History: Name literally means “beer which has been kept or lagered.” A traditional artisanal ale from Northern France brewed in early spring and kept in cold cellars for consumption in warmer weather. It is now brewed year-round.

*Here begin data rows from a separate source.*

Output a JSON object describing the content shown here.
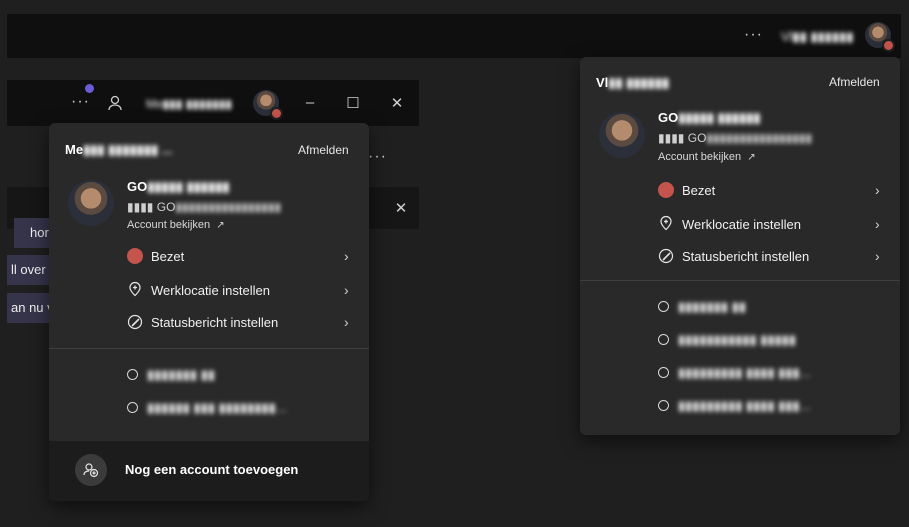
{
  "topbar": {
    "more_label": "···",
    "user_name": "Vl▮▮ ▮▮▮▮▮▮"
  },
  "inner_window": {
    "more_label": "···",
    "user_name": "Me▮▮▮ ▮▮▮▮▮▮▮",
    "minimize": "–",
    "maximize": "☐",
    "close": "✕",
    "close2": "✕",
    "more2": "···"
  },
  "chat": {
    "bubble1": "hor",
    "line2": "ll over v",
    "line3": "an nu v"
  },
  "left_panel": {
    "name": "Me",
    "name_blur": "▮▮▮ ▮▮▮▮▮▮▮ ...",
    "signout": "Afmelden",
    "account_name": "GO",
    "account_name_blur": "▮▮▮▮▮ ▮▮▮▮▮▮",
    "email_prefix": "▮▮▮▮ GO",
    "email_blur": "▮▮▮▮▮▮▮▮▮▮▮▮▮▮▮▮",
    "view_account": "Account bekijken",
    "status": "Bezet",
    "work_location": "Werklocatie instellen",
    "status_message": "Statusbericht instellen",
    "other_accounts": [
      "▮▮▮▮▮▮▮ ▮▮",
      "▮▮▮▮▮▮ ▮▮▮ ▮▮▮▮▮▮▮▮..."
    ],
    "add_account": "Nog een account toevoegen"
  },
  "right_panel": {
    "name": "Vl",
    "name_blur": "▮▮ ▮▮▮▮▮▮",
    "signout": "Afmelden",
    "account_name": "GO",
    "account_name_blur": "▮▮▮▮▮ ▮▮▮▮▮▮",
    "email_prefix": "▮▮▮▮ GO",
    "email_blur": "▮▮▮▮▮▮▮▮▮▮▮▮▮▮▮▮",
    "view_account": "Account bekijken",
    "status": "Bezet",
    "work_location": "Werklocatie instellen",
    "status_message": "Statusbericht instellen",
    "other_accounts": [
      "▮▮▮▮▮▮▮ ▮▮",
      "▮▮▮▮▮▮▮▮▮▮▮ ▮▮▮▮▮",
      "▮▮▮▮▮▮▮▮▮ ▮▮▮▮ ▮▮▮...",
      "▮▮▮▮▮▮▮▮▮ ▮▮▮▮ ▮▮▮..."
    ]
  },
  "colors": {
    "busy": "#c4544c",
    "panel": "#292929",
    "notification_dot": "#6b5bd6"
  }
}
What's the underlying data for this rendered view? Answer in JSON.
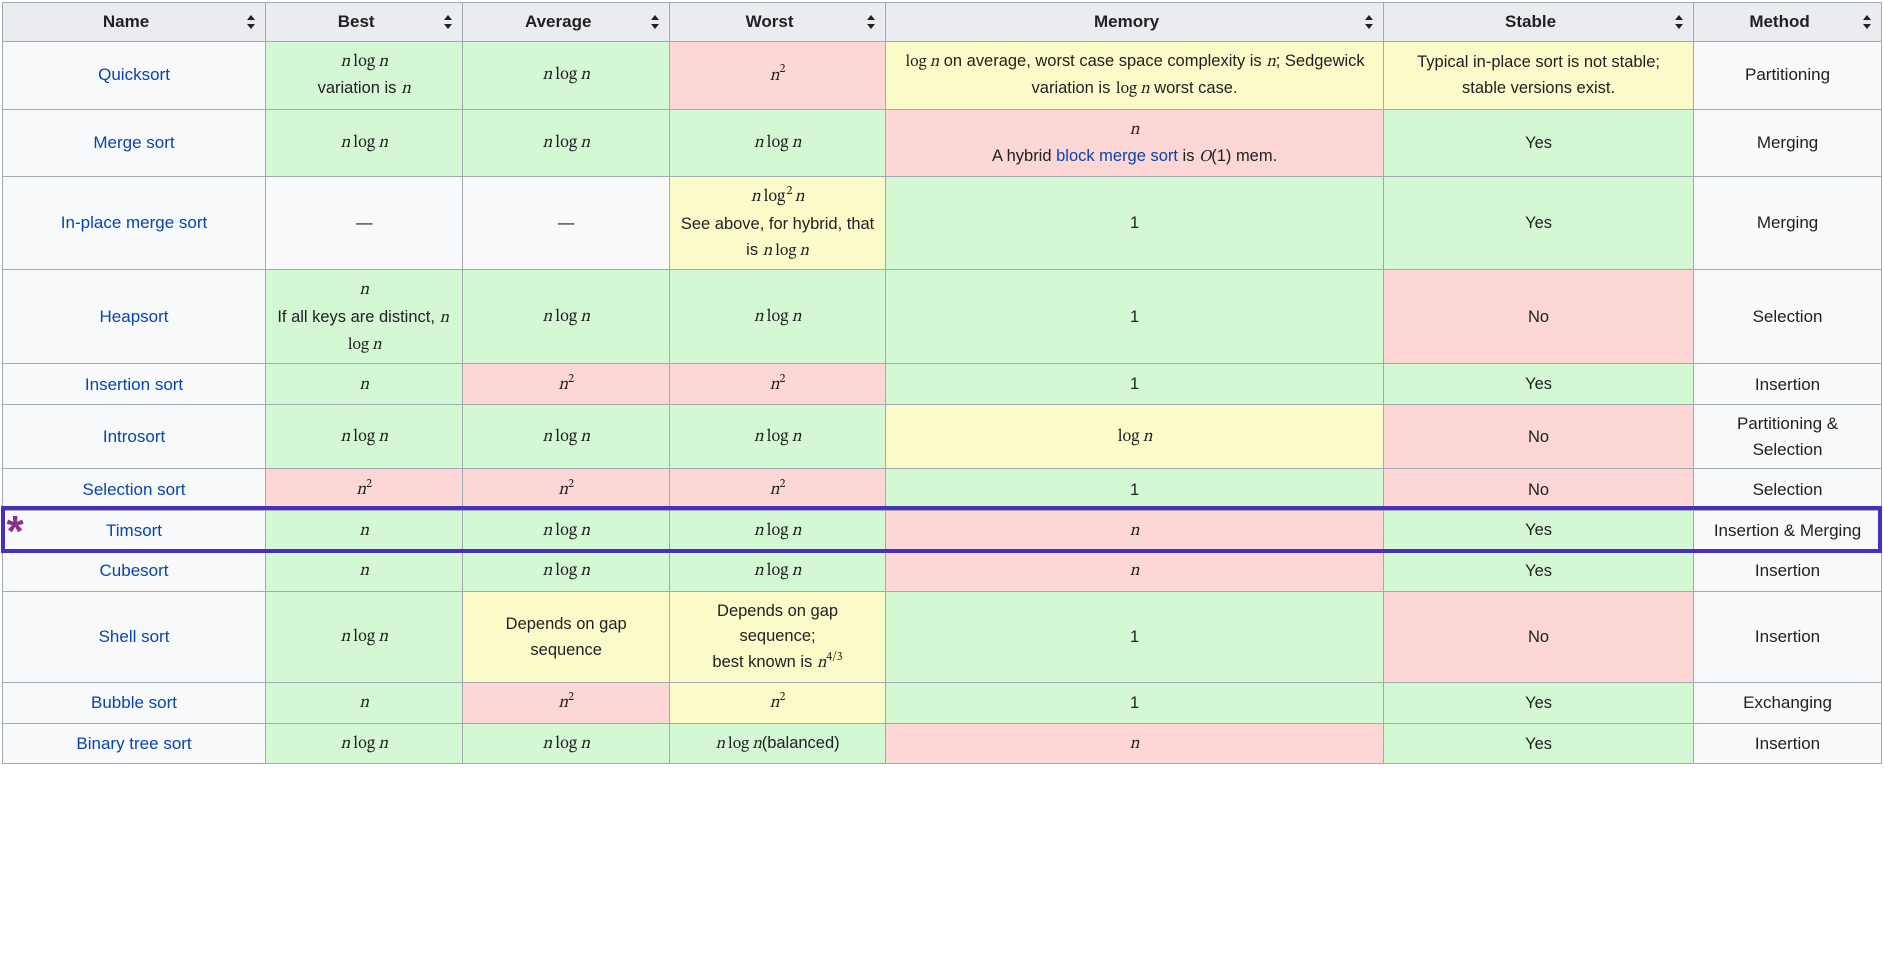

Characteristic Ingredients: The “cellar” character commonly described in literature is more of a feature of mishandled commercial exports than fresh, authentic products. The somewhat moldy character comes from the corks and/or oxidation in commercial versions, and is incorrectly identified as “musty” or “cellar-like.” Base malts vary by beer color, but usually include pale, Vienna and Munich types. Darker versions will have richer malt complexity and sweetness from crystal-type malts. Sugar may be used to add flavor and aid in the dry finish. Lager or ale yeast fermented at cool ale temperatures, followed by long cold conditioning. Floral, herbal or spicy continental hops.

Style Comparison: Related to the Belgian Saison style, the main difference is that the Bière de Garde is rounder, richer, malt-focused, and lacks the spicy, bitter character of a Saison.

Entry Instructions: Entrant must specify blond, amber, or brown bière de garde. If no color is specified, the judge should attempt to judge based on initial observation, expecting a malt flavor and balance that matches the color.

Vital Statistics:

OG:  1.060 – 1.080

IBUs:  18 – 28

FG:  1.008 – 1.016

SRM:  6 – 19

ABV:  6.0 – 8.5%

Commercial Examples: Ch’Ti (brown and blond), Jenlain (amber and blond), La Choulette (all 3 versions), St. Amand (brown), Saint Sylvestre 3 Monts (blond), Russian River Perdition